DON’T FORGET “Salute to America,” the patriotic-themed show that opens at The Earl Smith-Strand Theatre Friday on Marietta Square. It packs 30 songs into 90 minutes — everything from traditional numbers like “America the Beautiful” and “Battle-Hymn of the Republic” to more contemporary songs like Bruce Springsteen’s “Born in the USA.” Show times are Friday at Saturday at 8 p.m. with a 3 p.m. show on Sunday. Closing night is Tuesday, Sept. 11. Tickets are $20 or $15 with military ID. For more, visit www.earlsmithstrand.org or call (770) 293-0080.

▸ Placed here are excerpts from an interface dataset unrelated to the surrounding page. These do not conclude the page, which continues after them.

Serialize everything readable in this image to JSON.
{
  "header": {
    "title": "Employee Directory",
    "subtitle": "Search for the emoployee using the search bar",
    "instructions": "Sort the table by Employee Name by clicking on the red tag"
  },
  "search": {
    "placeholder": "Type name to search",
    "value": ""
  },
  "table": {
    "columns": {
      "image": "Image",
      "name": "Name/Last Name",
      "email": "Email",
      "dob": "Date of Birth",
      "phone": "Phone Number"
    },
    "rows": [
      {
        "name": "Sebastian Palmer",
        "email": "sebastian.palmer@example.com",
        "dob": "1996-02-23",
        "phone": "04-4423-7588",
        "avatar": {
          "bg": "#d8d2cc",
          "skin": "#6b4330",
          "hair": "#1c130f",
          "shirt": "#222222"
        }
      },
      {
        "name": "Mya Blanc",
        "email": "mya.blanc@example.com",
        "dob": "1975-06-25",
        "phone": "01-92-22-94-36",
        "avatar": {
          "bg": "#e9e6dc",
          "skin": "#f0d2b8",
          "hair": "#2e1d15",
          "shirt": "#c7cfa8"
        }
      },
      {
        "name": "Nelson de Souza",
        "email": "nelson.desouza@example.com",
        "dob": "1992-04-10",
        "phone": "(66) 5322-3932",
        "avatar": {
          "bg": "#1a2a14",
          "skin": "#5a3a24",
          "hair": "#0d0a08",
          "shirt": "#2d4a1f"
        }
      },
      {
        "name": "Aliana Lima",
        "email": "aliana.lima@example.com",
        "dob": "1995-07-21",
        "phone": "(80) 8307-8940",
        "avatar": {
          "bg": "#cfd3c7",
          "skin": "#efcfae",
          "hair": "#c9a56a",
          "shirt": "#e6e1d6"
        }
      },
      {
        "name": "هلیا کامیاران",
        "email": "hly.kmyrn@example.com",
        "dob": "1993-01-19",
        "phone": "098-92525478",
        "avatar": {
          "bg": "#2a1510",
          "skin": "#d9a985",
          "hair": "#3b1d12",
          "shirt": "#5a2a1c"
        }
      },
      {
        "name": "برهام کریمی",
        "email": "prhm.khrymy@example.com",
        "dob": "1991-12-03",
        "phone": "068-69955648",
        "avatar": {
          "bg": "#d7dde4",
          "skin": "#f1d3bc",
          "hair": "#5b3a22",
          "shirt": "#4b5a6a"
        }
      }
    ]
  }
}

LAST WEEK’S HIRING of Joseph Sharp as assistant principal of Sprayberry High raised more than a few eyebrows among Cobb School District types.
Why? Sharp’s education certificate was suspended over the summer for 20 days by the Georgia Professional Standards Commission after he reportedly created a class for high school seniors that had no academic requirement, submitted that class to the state for funding purposes, changed a grade for his former south Georgia superintendent’s daughter and did not post grades for a few students dually enrolled.
On the other hand, according to several sources, Sharp is buddy-buddy with former Pope High principal and newly appointed Area 6 Assistant Superintendent Rick Beaulieu. It pays to know people, they suggest. ...
Meanwhile, despite what traditional calendar advocates argue, there is no correlation between school utility costs and having to open schools on hot summer days. Utility costs are determined by the climate and rates, not by what days students are in seats. That expense has pretty much stayed stable over the last three years, Darryl York, the district’s director of policy, reported during the group’s Aug. 22 calendar committee meeting.
York also said that test scores, specifically End-of-Course, Advanced Placement and Criterion-Reference Competency tests, have continued to go up year after year, regardless of the calendar type.
Additionally, Cobb Schools spent roughly $3.97 million, or $70,000 more, last school year on substitute teachers than in 2010-11 and around 88,700 absences were reported, about 8,000 more than in 2010-2011. The “balanced calendar year” was also when attendance was part of the teacher evaluations.